**Task directions**
Repeat all of the data below word for word, keeping no images.
**** Provided information
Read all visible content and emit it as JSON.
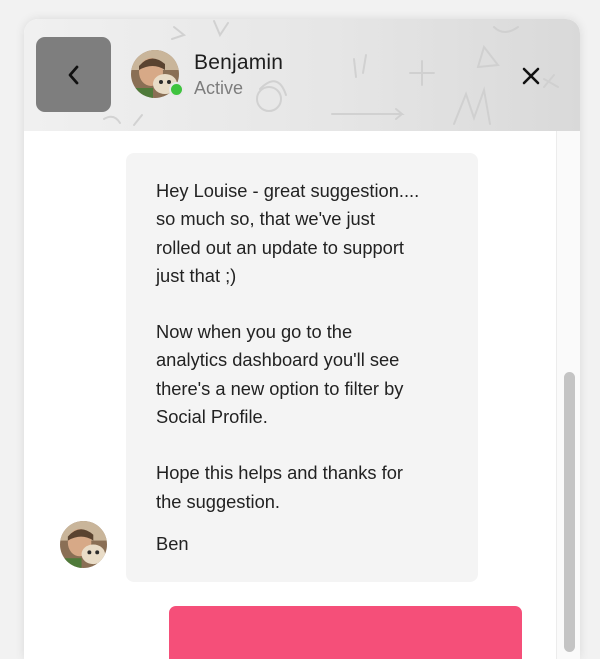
{
  "header": {
    "contact_name": "Benjamin",
    "status": "Active",
    "status_color": "#3fc33f",
    "back_icon": "chevron-left-icon",
    "close_icon": "close-icon"
  },
  "conversation": {
    "messages": [
      {
        "sender": "Benjamin",
        "direction": "incoming",
        "paragraphs": [
          "Hey Louise - great suggestion....\nso much so, that we've just\nrolled out an update to support\njust that ;)",
          "Now when you go to the\nanalytics dashboard you'll see\nthere's a new option to filter by\nSocial Profile.",
          "Hope this helps and thanks for\nthe suggestion."
        ],
        "signature": "Ben"
      },
      {
        "direction": "outgoing",
        "color": "#f54f79"
      }
    ]
  },
  "colors": {
    "accent": "#f54f79",
    "bubble_incoming": "#f4f4f4",
    "back_button": "#7e7e7e"
  }
}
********
**Solution for this problem**
Read all visible content and emit it as JSON.
{
  "header": {
    "contact_name": "Benjamin",
    "status": "Active",
    "status_color": "#3fc33f",
    "back_icon": "chevron-left-icon",
    "close_icon": "close-icon"
  },
  "conversation": {
    "messages": [
      {
        "sender": "Benjamin",
        "direction": "incoming",
        "paragraphs": [
          "Hey Louise - great suggestion....\nso much so, that we've just\nrolled out an update to support\njust that ;)",
          "Now when you go to the\nanalytics dashboard you'll see\nthere's a new option to filter by\nSocial Profile.",
          "Hope this helps and thanks for\nthe suggestion."
        ],
        "signature": "Ben"
      },
      {
        "direction": "outgoing",
        "color": "#f54f79"
      }
    ]
  },
  "colors": {
    "accent": "#f54f79",
    "bubble_incoming": "#f4f4f4",
    "back_button": "#7e7e7e"
  }
}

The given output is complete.